People who are addicted to gambling may find it difficult to stop, and will often spend more and more money than they can afford. In addition, the addiction can cause problems with family and friends and can be very expensive to treat. Ultimately, it can also lead to depression and other serious psychological problems.
While there are many benefits to gambling, it can have negative impacts on the gambler and his/her family. These impacts can be classified as positive and negative, and they can be structured into three classes: personal, interpersonal and societal/community levels (Fig. 1). Personal impacts affect the gambler directly, while interpersonal and society/community impacts affect others, such as friends and family members.
There are a number of ways that gambling can be beneficial to society, such as bringing in tourism and increasing tax revenues. It can also provide an outlet for people to socialise, especially when it is done in a group setting such as at a casino or racetrack. It can also help to promote problem-solving skills and improve self-esteem.
Many people also use gambling as a way to relieve unpleasant feelings, such as boredom or stress. However, there are healthier and more effective ways to do this, such as exercising, spending time with friends who don’t gamble or trying relaxation techniques. Some people also use gambling as a way to reward themselves, but there are more effective ways to do this such as treating yourself to a nice meal or buying a new outfit.
The main disadvantage of gambling is that it can be addictive, just like any other substance or activity. Gambling can become a compulsive behavior that can ruin lives, and it has been linked to mental illnesses such as kleptomania, pyromania and trichotillomania. In fact, pathological gambling was recently moved from the “behavioral tics” section of the Diagnostic and Statistical Manual of Mental Disorders to the chapter on addictions.
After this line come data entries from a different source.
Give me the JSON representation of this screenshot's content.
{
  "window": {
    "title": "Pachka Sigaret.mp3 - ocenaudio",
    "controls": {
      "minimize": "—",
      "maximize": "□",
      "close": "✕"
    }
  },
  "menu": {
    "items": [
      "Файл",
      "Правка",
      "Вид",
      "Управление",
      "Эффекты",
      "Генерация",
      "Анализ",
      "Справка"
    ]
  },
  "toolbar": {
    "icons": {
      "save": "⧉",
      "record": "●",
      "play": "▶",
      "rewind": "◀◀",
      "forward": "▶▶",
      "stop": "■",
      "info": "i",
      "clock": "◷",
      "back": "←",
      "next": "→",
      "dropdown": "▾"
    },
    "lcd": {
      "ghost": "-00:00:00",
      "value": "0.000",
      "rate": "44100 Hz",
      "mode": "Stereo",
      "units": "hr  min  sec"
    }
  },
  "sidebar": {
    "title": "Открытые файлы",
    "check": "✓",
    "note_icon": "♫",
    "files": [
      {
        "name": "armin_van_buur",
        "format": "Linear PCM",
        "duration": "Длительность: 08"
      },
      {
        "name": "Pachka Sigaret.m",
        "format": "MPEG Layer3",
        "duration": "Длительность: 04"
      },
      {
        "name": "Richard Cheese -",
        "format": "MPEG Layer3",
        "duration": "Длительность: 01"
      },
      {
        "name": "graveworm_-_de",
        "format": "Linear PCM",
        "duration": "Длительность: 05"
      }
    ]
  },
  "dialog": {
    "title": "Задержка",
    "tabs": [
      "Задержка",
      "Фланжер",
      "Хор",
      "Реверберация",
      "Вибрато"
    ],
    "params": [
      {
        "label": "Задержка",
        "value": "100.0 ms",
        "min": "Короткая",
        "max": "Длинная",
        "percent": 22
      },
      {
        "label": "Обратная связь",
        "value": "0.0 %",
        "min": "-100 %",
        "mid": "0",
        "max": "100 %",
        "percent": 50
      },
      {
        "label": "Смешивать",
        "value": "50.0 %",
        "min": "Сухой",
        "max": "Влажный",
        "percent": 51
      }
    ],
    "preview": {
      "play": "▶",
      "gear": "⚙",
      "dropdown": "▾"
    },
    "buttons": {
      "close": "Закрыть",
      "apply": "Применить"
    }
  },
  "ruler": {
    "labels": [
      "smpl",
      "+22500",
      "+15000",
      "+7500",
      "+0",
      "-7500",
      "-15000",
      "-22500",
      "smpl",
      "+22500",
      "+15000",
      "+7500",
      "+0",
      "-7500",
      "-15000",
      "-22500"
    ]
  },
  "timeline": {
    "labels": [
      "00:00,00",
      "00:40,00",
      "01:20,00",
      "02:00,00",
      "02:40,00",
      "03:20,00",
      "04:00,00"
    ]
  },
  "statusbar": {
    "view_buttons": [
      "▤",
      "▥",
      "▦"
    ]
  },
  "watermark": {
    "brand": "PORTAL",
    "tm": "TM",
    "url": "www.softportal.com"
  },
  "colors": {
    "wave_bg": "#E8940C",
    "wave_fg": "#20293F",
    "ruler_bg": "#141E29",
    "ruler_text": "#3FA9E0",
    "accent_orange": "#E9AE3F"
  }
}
It is important to understand the dangers of gambling, and to make smart decisions about it. Only gamble with money that you can afford to lose, and never with your savings or money that is needed for rent or bills. It is also important to budget for gambling and consider it an entertainment expense, just like going out to a movie. Avoid chasing your losses, as this will only lead to more loss and harm.